Look Out for the Telco with the Mad Cloud Skillz

Sydney-based Verizon Business executive Ray McQuillan delivered a talk on the topic of "Everything as a Service" at a Cloud Computing event I hosted in September 2010 in Shanghai. His talk, at the time, seemed more theoretical than practical. But Ray assured his audience that Verizon was focused on delivering on this vision, globally.

Verizon's acquisition of Terremark validates what he was saying. It may also be only a first step by the New York-based company, which has said it will spend $17 billion in building out infrastructure as it begins to get real serious-like about the Cloud.

Other heavyweights are employing the "Everything" tag, notably HP and Microsoft, Salesforce, and Google. Verizon has gone ahead, spent some money, and made a bold move toward bringing "Everything" to everybody.

Global Implications
More specifically, its Verizon Business division will be the tip of the spear as the company goes on the attack in the 75-odd countries in which it is present. This unit, based on the outskirts of the Washington DC metro area, has more than $20 billion in revenue and 30,000 employees worldwide. It joins landline and wireless divisions to form a parent company with more than $100 billion in revenue and 200,000 employees.

The Terremark acquisition was sprung on the public (and potential competitive bidders) quickly, with Verizon offering a semi-aggressive 35% premium on Terremark's stock, resulting in a $1.4 billion deal.

This not an eye-popping number. But its implications should be huge, as it creates a telco with mad Cloud skillz. For example, one of Terremark's cooler toys is "The NAP of the Americas," a Network Access Point that the company describes as "fortress-like" and "one of the most significant telecommunications projects in the world."  The NAP is six stories high, has a footprint of 750,000 square feet (about 15 acres), and "can deliver (services) to millions of businesses and consumers virtually anywhere in the world."

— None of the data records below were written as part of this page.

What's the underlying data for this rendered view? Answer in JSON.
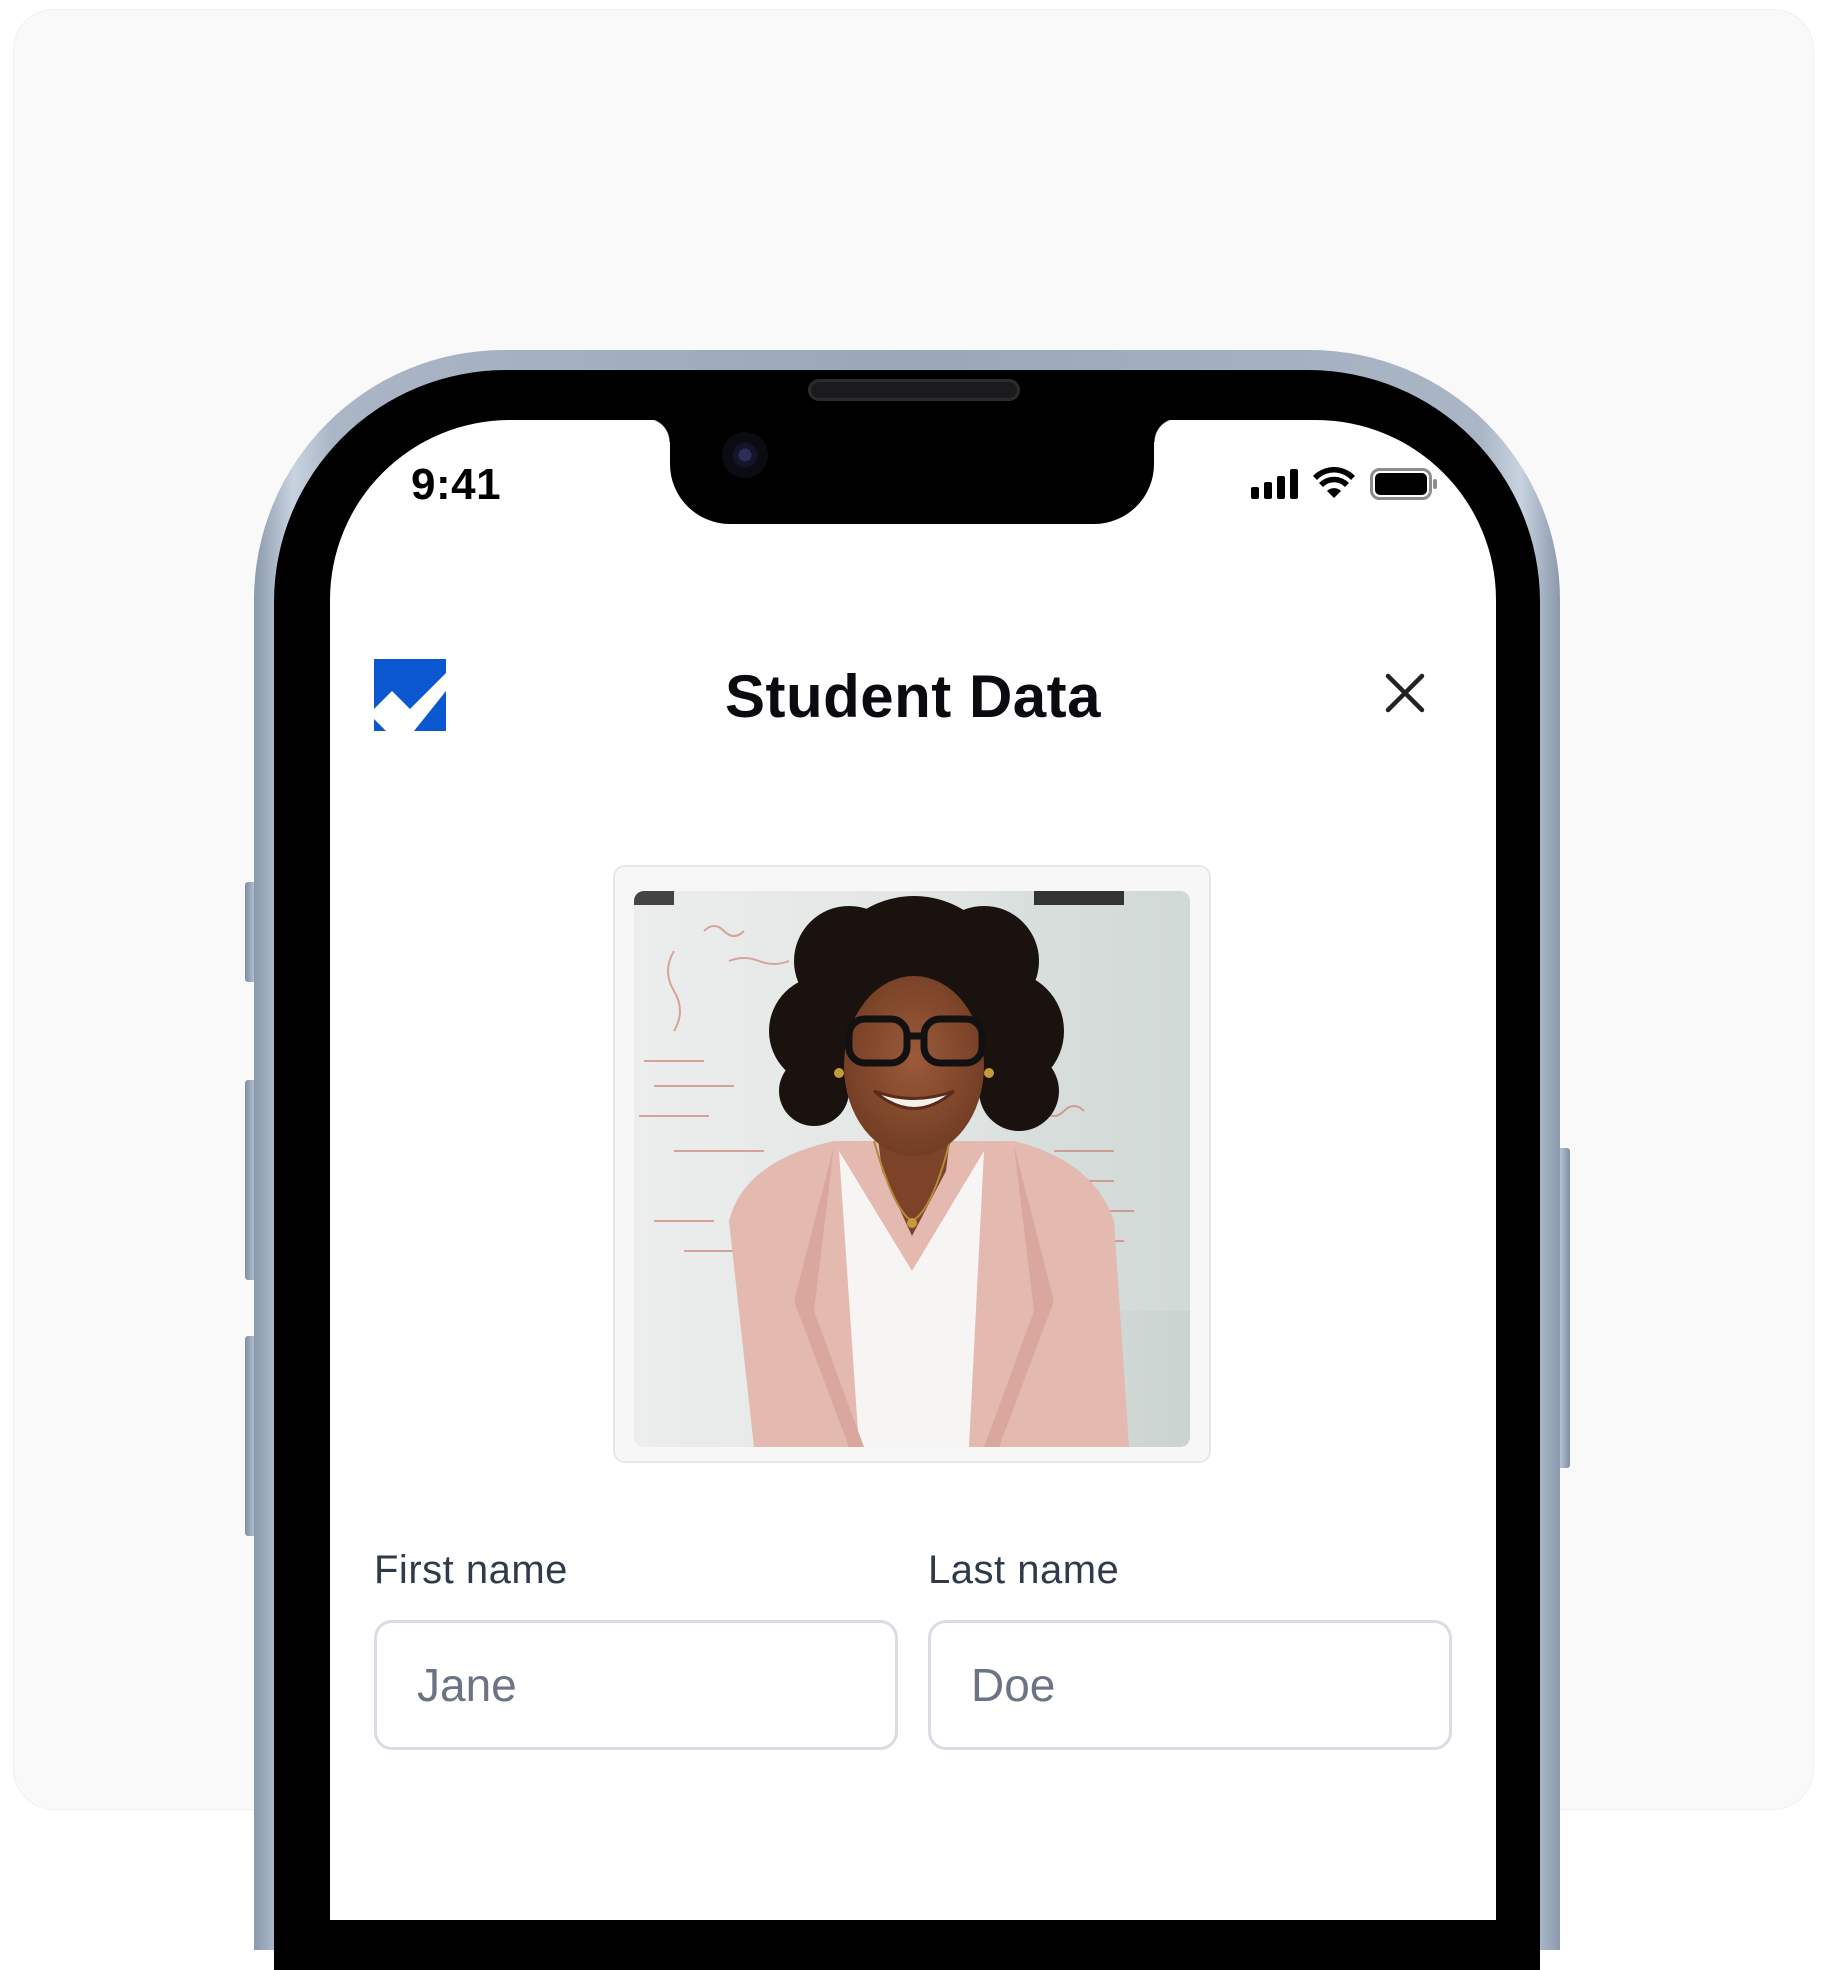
{
  "status_bar": {
    "time": "9:41",
    "icons": [
      "cellular-signal-icon",
      "wifi-icon",
      "battery-icon"
    ]
  },
  "header": {
    "logo": "checkmark-logo",
    "title": "Student Data",
    "close_icon": "close-icon"
  },
  "photo": {
    "subject": "smiling-person-portrait"
  },
  "form": {
    "first_name": {
      "label": "First name",
      "placeholder": "Jane",
      "value": ""
    },
    "last_name": {
      "label": "Last name",
      "placeholder": "Doe",
      "value": ""
    }
  },
  "colors": {
    "brand": "#0b57d0",
    "label_text": "#2f3a4b",
    "input_border": "#d9dce3",
    "placeholder_text": "#6b7385"
  }
}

Remember the Past?
Telephone companies in the US, particularly when it comes to their wireless services, evoke the sort of love that airlines, clowns, and journalists know all too well. A measure of their charm is rooted in their monopolistic roots, only slightly modified over the years.

Accusations that they turned over customer call records to the National Security Agency to defend our freedoms did not add to their luster. (Verizon denied doing so, and was mum about whether MCI did so.)

Besides that, who hasn't thrilled to shell-game usage plans, hideous overage charges, long-term contracts that only get longer if you (gasp) want to buy a new phone, and termination fees? Can you hear me now?

Verizon was originally created from the former Bell Atlantic and Nynex phone companies, a pair of beloved institutions in the Northeast region of the United States. Over the years, it acquired GTE for $50 billion-an enormous deal-as well as MCI for less than $8 billion.

(MCI was severely weakened by that time, having been previously acquired and almost put out of business by Bernard Ebbers, the Canadian-American criminal and Worldcom CEO, who makes his current home in a Louisiana prison.)

This is Different
But Verizon Business's Cloud pitch is not an upsale to some random angry guy with an ax to grind.

Rather, it's an integrated pitch to the enterprise--"everything" as a service-that entails a vast global communications network integrated with large datacenters and IT infrastructure skills.

Phone service was originally thought of as a utility, and today, computing power is also being sold as a utility by Cloud Computing companies such as Terremark--The Big Switch of Nicholas Carr's recent book.

This deal serves as the prototype for future PaaS/IaaS-and yes, EaaS-Cloud Computing providers.

Now, about your new iPhone deal with Apple...are you sure my calls won't be dropped if I become a Verizon customer again?

More Stories By Roger Strukhoff

Roger Strukhoff is Executive Director of the Tau Institute for Global IoT Research, (@IoT2040), with offices in Illinois and Manila. He is Conference Chair of @CloudExpo & @ThingsExpo. He is also Editor of SYS-CON Media's Cloud Computing Journal & IoT Journal & & writes for Computerworld Philippines. He has a BA from Knox College, Technical Writing Certificate from UC-Berkeley, and conducted MBA studies at CSU-East Bay.